- **TASK DIRECTIONS**
This exercise asks for every line of the material that includes the word "label".

- **EXCERPTED RECORDS**
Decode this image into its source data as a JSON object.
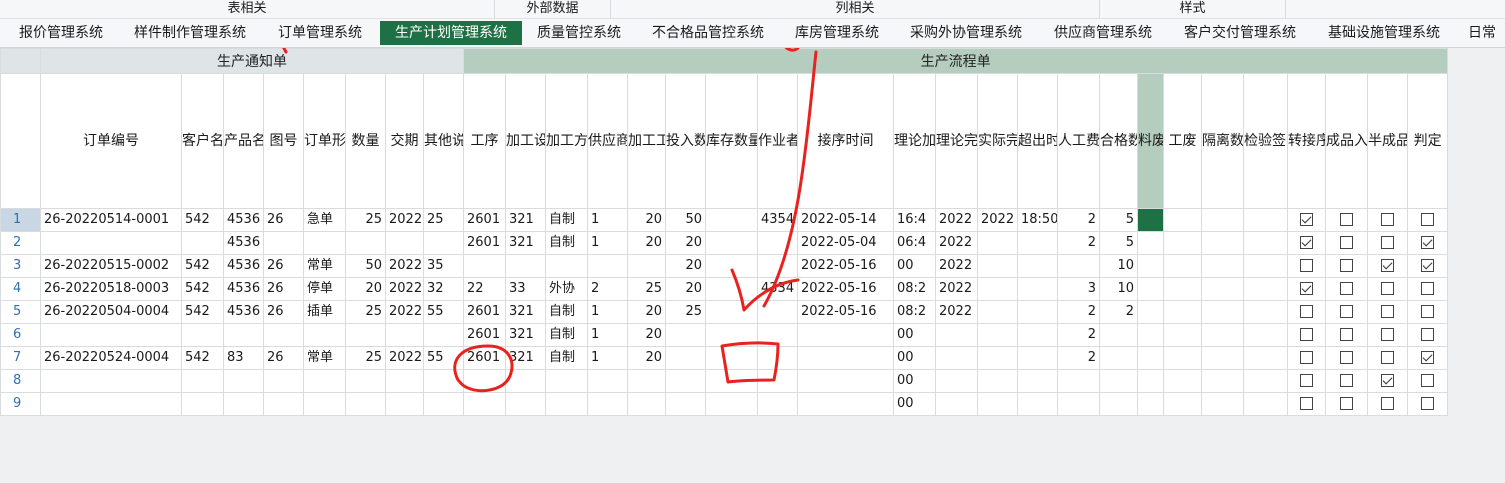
{
  "ribbon_groups": [
    "表相关",
    "外部数据",
    "列相关",
    "样式"
  ],
  "tabs": [
    {
      "label": "报价管理系统",
      "active": false
    },
    {
      "label": "样件制作管理系统",
      "active": false
    },
    {
      "label": "订单管理系统",
      "active": false
    },
    {
      "label": "生产计划管理系统",
      "active": true
    },
    {
      "label": "质量管控系统",
      "active": false
    },
    {
      "label": "不合格品管控系统",
      "active": false
    },
    {
      "label": "库房管理系统",
      "active": false
    },
    {
      "label": "采购外协管理系统",
      "active": false
    },
    {
      "label": "供应商管理系统",
      "active": false
    },
    {
      "label": "客户交付管理系统",
      "active": false
    },
    {
      "label": "基础设施管理系统",
      "active": false
    },
    {
      "label": "日常",
      "active": false
    }
  ],
  "sections": {
    "notice": "生产通知单",
    "flow": "生产流程单"
  },
  "columns": [
    "订单编号",
    "客户名称",
    "产品名称",
    "图号",
    "订单形式",
    "数量",
    "交期",
    "其他说明",
    "工序",
    "加工设备",
    "加工方式",
    "供应商",
    "加工工时",
    "投入数",
    "库存数量",
    "作业者",
    "接序时间",
    "理论加工耗时",
    "理论完成时间",
    "实际完工时间",
    "超出时间",
    "人工费",
    "合格数",
    "料废",
    "工废",
    "隔离数",
    "检验签名",
    "转接序发送",
    "成品入库",
    "半成品入库",
    "判定"
  ],
  "rows": [
    {
      "n": "1",
      "cells": [
        "26-20220514-0001",
        "542",
        "4536",
        "26",
        "急单",
        "25",
        "2022",
        "25",
        "2601",
        "321",
        "自制",
        "1",
        "20",
        "50",
        "",
        "4354",
        "2022-05-14",
        "16:4",
        "2022",
        "2022",
        "18:50",
        "2",
        "5",
        "",
        "",
        "",
        "",
        true,
        false,
        false,
        false
      ]
    },
    {
      "n": "2",
      "cells": [
        "",
        "",
        "4536",
        "",
        "",
        "",
        "",
        "",
        "2601",
        "321",
        "自制",
        "1",
        "20",
        "20",
        "",
        "",
        "2022-05-04",
        "06:4",
        "2022",
        "",
        "",
        "2",
        "5",
        "",
        "",
        "",
        "",
        true,
        false,
        false,
        true
      ]
    },
    {
      "n": "3",
      "cells": [
        "26-20220515-0002",
        "542",
        "4536",
        "26",
        "常单",
        "50",
        "2022",
        "35",
        "",
        "",
        "",
        "",
        "",
        "20",
        "",
        "",
        "2022-05-16",
        "00",
        "2022",
        "",
        "",
        "",
        "10",
        "",
        "",
        "",
        "",
        false,
        false,
        true,
        true
      ]
    },
    {
      "n": "4",
      "cells": [
        "26-20220518-0003",
        "542",
        "4536",
        "26",
        "停单",
        "20",
        "2022",
        "32",
        "22",
        "33",
        "外协",
        "2",
        "25",
        "20",
        "",
        "4334",
        "2022-05-16",
        "08:2",
        "2022",
        "",
        "",
        "3",
        "10",
        "",
        "",
        "",
        "",
        true,
        false,
        false,
        false
      ]
    },
    {
      "n": "5",
      "cells": [
        "26-20220504-0004",
        "542",
        "4536",
        "26",
        "插单",
        "25",
        "2022",
        "55",
        "2601",
        "321",
        "自制",
        "1",
        "20",
        "25",
        "",
        "",
        "2022-05-16",
        "08:2",
        "2022",
        "",
        "",
        "2",
        "2",
        "",
        "",
        "",
        "",
        false,
        false,
        false,
        false
      ]
    },
    {
      "n": "6",
      "cells": [
        "",
        "",
        "",
        "",
        "",
        "",
        "",
        "",
        "2601",
        "321",
        "自制",
        "1",
        "20",
        "",
        "",
        "",
        "",
        "00",
        "",
        "",
        "",
        "2",
        "",
        "",
        "",
        "",
        "",
        false,
        false,
        false,
        false
      ]
    },
    {
      "n": "7",
      "cells": [
        "26-20220524-0004",
        "542",
        "83",
        "26",
        "常单",
        "25",
        "2022",
        "55",
        "2601",
        "321",
        "自制",
        "1",
        "20",
        "",
        "",
        "",
        "",
        "00",
        "",
        "",
        "",
        "2",
        "",
        "",
        "",
        "",
        "",
        false,
        false,
        false,
        true
      ]
    },
    {
      "n": "8",
      "cells": [
        "",
        "",
        "",
        "",
        "",
        "",
        "",
        "",
        "",
        "",
        "",
        "",
        "",
        "",
        "",
        "",
        "",
        "00",
        "",
        "",
        "",
        "",
        "",
        "",
        "",
        "",
        "",
        false,
        false,
        true,
        false
      ]
    },
    {
      "n": "9",
      "cells": [
        "",
        "",
        "",
        "",
        "",
        "",
        "",
        "",
        "",
        "",
        "",
        "",
        "",
        "",
        "",
        "",
        "",
        "00",
        "",
        "",
        "",
        "",
        "",
        "",
        "",
        "",
        "",
        false,
        false,
        false,
        false
      ]
    }
  ],
  "colors": {
    "accent": "#1e7145",
    "section_flow": "#b5cdbf",
    "annotation": "#e8231f"
  }
}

- **PROBLEM SOLUTION**
      "label": "报价管理系统",
      "label": "样件制作管理系统",
      "label": "订单管理系统",
      "label": "生产计划管理系统",
      "label": "质量管控系统",
      "label": "不合格品管控系统",
      "label": "库房管理系统",
      "label": "采购外协管理系统",
      "label": "供应商管理系统",
      "label": "客户交付管理系统",
      "label": "基础设施管理系统",
      "label": "日常",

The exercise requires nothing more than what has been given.